## TASK BRIEF
Every line in the material below that includes "icon" should be copied.
---
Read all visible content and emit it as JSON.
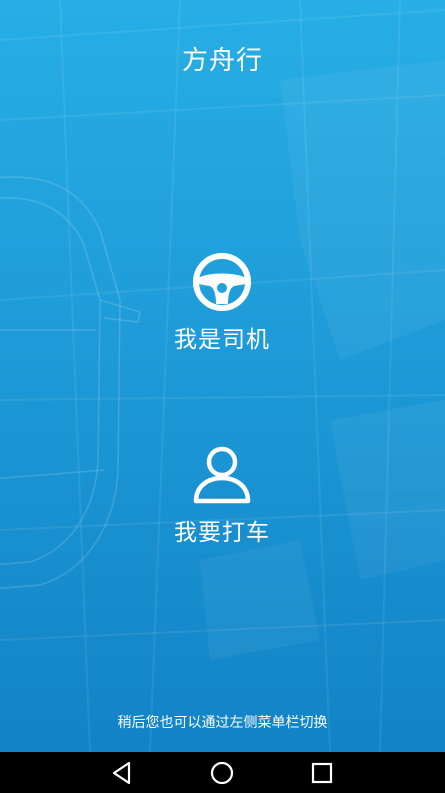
{
  "app": {
    "title": "方舟行"
  },
  "roles": {
    "driver": {
      "label": "我是司机",
      "icon": "steering-wheel-icon"
    },
    "passenger": {
      "label": "我要打车",
      "icon": "person-icon"
    }
  },
  "hint": "稍后您也可以通过左侧菜单栏切换",
  "nav_bar": {
    "back_icon": "back-triangle-icon",
    "home_icon": "home-circle-icon",
    "recent_icon": "recent-apps-square-icon"
  },
  "colors": {
    "background_top": "#27aee5",
    "background_bottom": "#1283c6",
    "text": "#ffffff",
    "nav_bar": "#000000"
  }
}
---
## REPLY TO THE TASK
      "icon": "steering-wheel-icon"
      "icon": "person-icon"
    "back_icon": "back-triangle-icon",
    "home_icon": "home-circle-icon",
    "recent_icon": "recent-apps-square-icon"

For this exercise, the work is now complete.